Microscopic techniques are used to examine cells, body fluids, or biopsy material in search of virus or cytopathic changes specific for one virus or a group of viruses (eg, multinucleated giant cells at the base of herpes lesions, rotavirus structures on electron micrographs of diarrheal stools).
Immunofluorescent methods, often with monoclonal antibodies, can rapidly identify some antigens (rabies, varicella, herpes simplex, RSV) in desquamated or scraped cells.
IMMUNOLOGIC STUDIES OF SERA
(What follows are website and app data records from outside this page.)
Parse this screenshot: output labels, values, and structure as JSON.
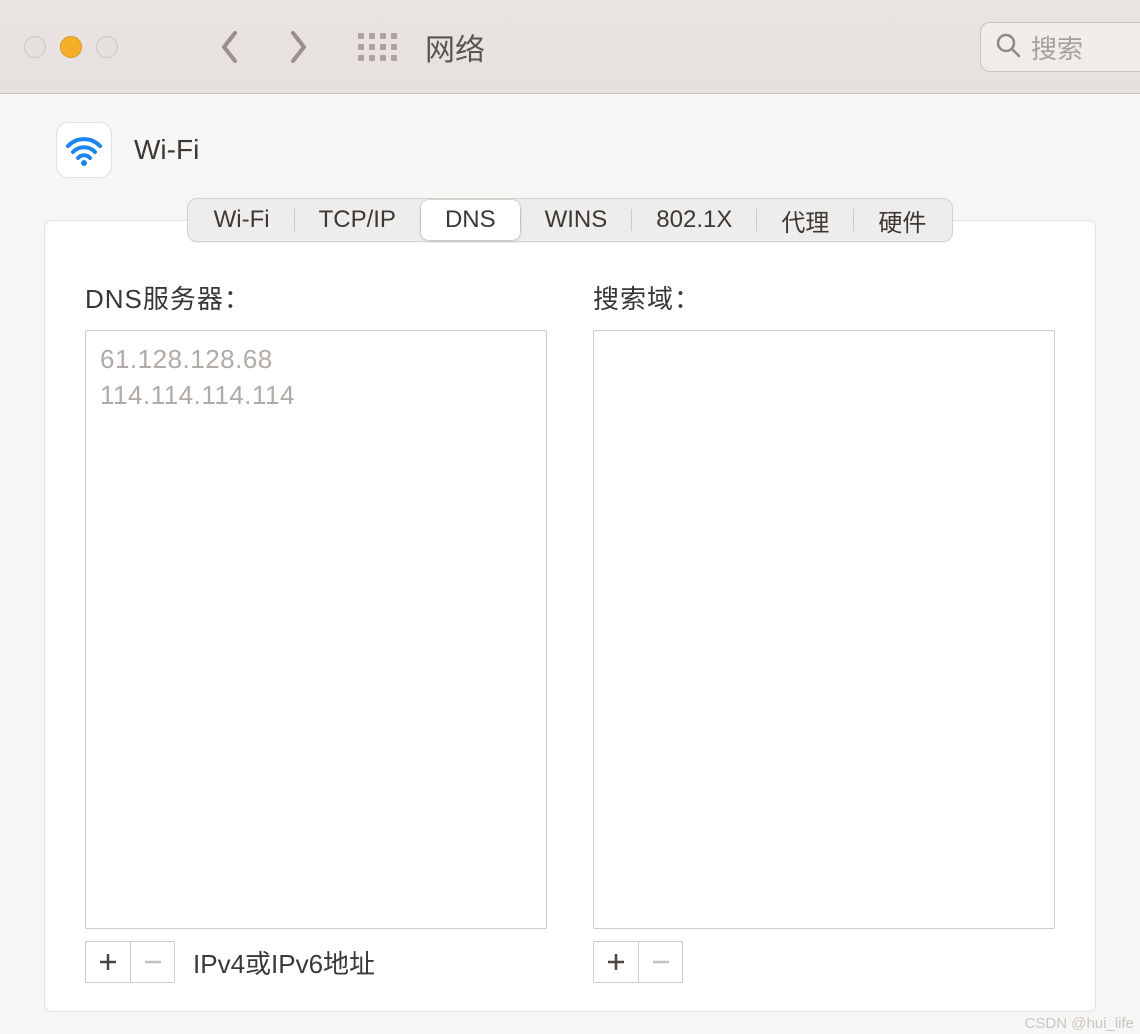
{
  "window": {
    "title": "网络"
  },
  "search": {
    "placeholder": "搜索"
  },
  "interface": {
    "label": "Wi-Fi"
  },
  "tabs": [
    {
      "label": "Wi-Fi",
      "active": false
    },
    {
      "label": "TCP/IP",
      "active": false
    },
    {
      "label": "DNS",
      "active": true
    },
    {
      "label": "WINS",
      "active": false
    },
    {
      "label": "802.1X",
      "active": false
    },
    {
      "label": "代理",
      "active": false
    },
    {
      "label": "硬件",
      "active": false
    }
  ],
  "dns": {
    "label": "DNS服务器：",
    "servers": [
      "61.128.128.68",
      "114.114.114.114"
    ],
    "hint": "IPv4或IPv6地址"
  },
  "search_domains": {
    "label": "搜索域：",
    "domains": []
  },
  "watermark": "CSDN @hui_life"
}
Specific antibodies to viruses rise during the course of illness, though the rise and persistence of titer depend on both the virus and the host response. A fourfold or greater rise in antibody titer during illness is considered evidence of disease.
Single determinations are seldom helpful, and laboratories require paired sera (acute and convalescent, typically 2–3 weeks apart). Antigenic detection is used for certain viruses (hepatitis B surface antigen [HBsAg], CMV, human immunodeficiency virus [HIV]), with viral presence detected independently of disease duration or host response. As more is learned of the natural history of HSV-1 and HSV-2 infections, these viruses are increasingly managed clinically with support from serologic data. Quantification of viral antigen titer is useful in the management of HIV disease and is becoming a standard of care for other chronic viral infections (eg, hepatitis B and C virus [HBV, HCV]).
Molecular technology has provided techniques such as polymerase chain reaction (PCR) and nucleic acid probes that have proved useful in the identification of new pathogens (eg, HCV and Kaposi's sarcoma herpesvirus) as well as for the management of patients in whom quantification of viral activity, as with immunologic techniques, assists in following the course of clinical illness or the response to therapy. Results vary among laboratories.
The armamentarium of antiviral therapy has expanded greatly with the advent of the HIV outbreak, though for many viruses there remains no definitive antiviral therapy. The mainstay of controlling viral diseases is vaccination. Currently available live vaccines include those against measles, mumps, rubella, poliovirus (Sabin vaccine), yellow fever, and varicella. The inactivated vaccines protect against the agents implicated in poliovirus (Salk vaccine), hepatitis A, hepatitis B, influenza A and B, rabies, RSV, and Japanese B encephalitis. Passive immunoprophylaxis remains important in prevention of hepatitis A and B, RSV infection, and, among the immunosuppressed, varicella.
- Current Medical Diagnosis & Treatment, 45th Edition (2006)